Recorded data
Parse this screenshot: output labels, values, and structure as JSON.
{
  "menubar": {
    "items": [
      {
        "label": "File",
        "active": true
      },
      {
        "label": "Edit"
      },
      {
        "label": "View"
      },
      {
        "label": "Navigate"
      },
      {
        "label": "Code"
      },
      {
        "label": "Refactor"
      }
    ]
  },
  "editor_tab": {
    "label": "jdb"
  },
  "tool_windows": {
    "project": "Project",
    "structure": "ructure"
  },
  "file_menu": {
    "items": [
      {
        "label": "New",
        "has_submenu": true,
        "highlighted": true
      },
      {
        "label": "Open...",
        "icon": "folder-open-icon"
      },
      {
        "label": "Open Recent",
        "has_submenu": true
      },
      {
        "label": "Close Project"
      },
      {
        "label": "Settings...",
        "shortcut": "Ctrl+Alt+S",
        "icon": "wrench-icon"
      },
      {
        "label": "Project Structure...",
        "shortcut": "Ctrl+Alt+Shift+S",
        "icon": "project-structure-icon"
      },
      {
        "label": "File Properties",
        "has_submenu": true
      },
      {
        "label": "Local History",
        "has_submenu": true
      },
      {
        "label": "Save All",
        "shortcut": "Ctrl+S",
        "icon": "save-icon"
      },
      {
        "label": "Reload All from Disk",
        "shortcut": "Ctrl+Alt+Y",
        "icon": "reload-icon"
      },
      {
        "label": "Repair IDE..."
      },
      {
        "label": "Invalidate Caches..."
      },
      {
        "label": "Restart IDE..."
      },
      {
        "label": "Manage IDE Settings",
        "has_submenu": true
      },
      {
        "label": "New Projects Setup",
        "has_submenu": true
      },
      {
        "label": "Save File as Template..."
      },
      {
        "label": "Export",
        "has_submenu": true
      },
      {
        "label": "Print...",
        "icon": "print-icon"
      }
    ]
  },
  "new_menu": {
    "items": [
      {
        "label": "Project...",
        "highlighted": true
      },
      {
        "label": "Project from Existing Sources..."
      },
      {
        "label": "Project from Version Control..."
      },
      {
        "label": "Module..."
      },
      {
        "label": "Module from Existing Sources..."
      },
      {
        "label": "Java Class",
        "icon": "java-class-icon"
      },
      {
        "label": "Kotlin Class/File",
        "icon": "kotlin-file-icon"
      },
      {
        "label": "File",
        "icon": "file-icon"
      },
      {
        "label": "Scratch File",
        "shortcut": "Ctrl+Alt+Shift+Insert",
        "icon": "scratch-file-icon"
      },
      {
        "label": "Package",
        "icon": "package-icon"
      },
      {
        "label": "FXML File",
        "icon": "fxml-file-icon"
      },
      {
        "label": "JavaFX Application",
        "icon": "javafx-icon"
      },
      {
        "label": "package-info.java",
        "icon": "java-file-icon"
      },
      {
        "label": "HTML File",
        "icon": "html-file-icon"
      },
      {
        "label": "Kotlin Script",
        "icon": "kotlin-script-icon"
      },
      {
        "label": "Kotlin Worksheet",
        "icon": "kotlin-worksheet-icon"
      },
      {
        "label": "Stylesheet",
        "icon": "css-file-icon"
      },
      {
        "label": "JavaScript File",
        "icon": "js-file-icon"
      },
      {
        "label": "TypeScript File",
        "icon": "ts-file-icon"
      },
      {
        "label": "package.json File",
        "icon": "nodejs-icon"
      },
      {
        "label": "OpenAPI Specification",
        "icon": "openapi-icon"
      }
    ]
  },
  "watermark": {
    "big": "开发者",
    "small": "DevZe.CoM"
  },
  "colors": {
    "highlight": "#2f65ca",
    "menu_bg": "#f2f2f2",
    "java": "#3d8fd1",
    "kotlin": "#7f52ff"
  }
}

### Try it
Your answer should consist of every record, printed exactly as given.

### Exercise response
Parse this screenshot: output labels, values, and structure as JSON.
{
  "menubar": {
    "items": [
      {
        "label": "File",
        "active": true
      },
      {
        "label": "Edit"
      },
      {
        "label": "View"
      },
      {
        "label": "Navigate"
      },
      {
        "label": "Code"
      },
      {
        "label": "Refactor"
      }
    ]
  },
  "editor_tab": {
    "label": "jdb"
  },
  "tool_windows": {
    "project": "Project",
    "structure": "ructure"
  },
  "file_menu": {
    "items": [
      {
        "label": "New",
        "has_submenu": true,
        "highlighted": true
      },
      {
        "label": "Open...",
        "icon": "folder-open-icon"
      },
      {
        "label": "Open Recent",
        "has_submenu": true
      },
      {
        "label": "Close Project"
      },
      {
        "label": "Settings...",
        "shortcut": "Ctrl+Alt+S",
        "icon": "wrench-icon"
      },
      {
        "label": "Project Structure...",
        "shortcut": "Ctrl+Alt+Shift+S",
        "icon": "project-structure-icon"
      },
      {
        "label": "File Properties",
        "has_submenu": true
      },
      {
        "label": "Local History",
        "has_submenu": true
      },
      {
        "label": "Save All",
        "shortcut": "Ctrl+S",
        "icon": "save-icon"
      },
      {
        "label": "Reload All from Disk",
        "shortcut": "Ctrl+Alt+Y",
        "icon": "reload-icon"
      },
      {
        "label": "Repair IDE..."
      },
      {
        "label": "Invalidate Caches..."
      },
      {
        "label": "Restart IDE..."
      },
      {
        "label": "Manage IDE Settings",
        "has_submenu": true
      },
      {
        "label": "New Projects Setup",
        "has_submenu": true
      },
      {
        "label": "Save File as Template..."
      },
      {
        "label": "Export",
        "has_submenu": true
      },
      {
        "label": "Print...",
        "icon": "print-icon"
      }
    ]
  },
  "new_menu": {
    "items": [
      {
        "label": "Project...",
        "highlighted": true
      },
      {
        "label": "Project from Existing Sources..."
      },
      {
        "label": "Project from Version Control..."
      },
      {
        "label": "Module..."
      },
      {
        "label": "Module from Existing Sources..."
      },
      {
        "label": "Java Class",
        "icon": "java-class-icon"
      },
      {
        "label": "Kotlin Class/File",
        "icon": "kotlin-file-icon"
      },
      {
        "label": "File",
        "icon": "file-icon"
      },
      {
        "label": "Scratch File",
        "shortcut": "Ctrl+Alt+Shift+Insert",
        "icon": "scratch-file-icon"
      },
      {
        "label": "Package",
        "icon": "package-icon"
      },
      {
        "label": "FXML File",
        "icon": "fxml-file-icon"
      },
      {
        "label": "JavaFX Application",
        "icon": "javafx-icon"
      },
      {
        "label": "package-info.java",
        "icon": "java-file-icon"
      },
      {
        "label": "HTML File",
        "icon": "html-file-icon"
      },
      {
        "label": "Kotlin Script",
        "icon": "kotlin-script-icon"
      },
      {
        "label": "Kotlin Worksheet",
        "icon": "kotlin-worksheet-icon"
      },
      {
        "label": "Stylesheet",
        "icon": "css-file-icon"
      },
      {
        "label": "JavaScript File",
        "icon": "js-file-icon"
      },
      {
        "label": "TypeScript File",
        "icon": "ts-file-icon"
      },
      {
        "label": "package.json File",
        "icon": "nodejs-icon"
      },
      {
        "label": "OpenAPI Specification",
        "icon": "openapi-icon"
      }
    ]
  },
  "watermark": {
    "big": "开发者",
    "small": "DevZe.CoM"
  },
  "colors": {
    "highlight": "#2f65ca",
    "menu_bg": "#f2f2f2",
    "java": "#3d8fd1",
    "kotlin": "#7f52ff"
  }
}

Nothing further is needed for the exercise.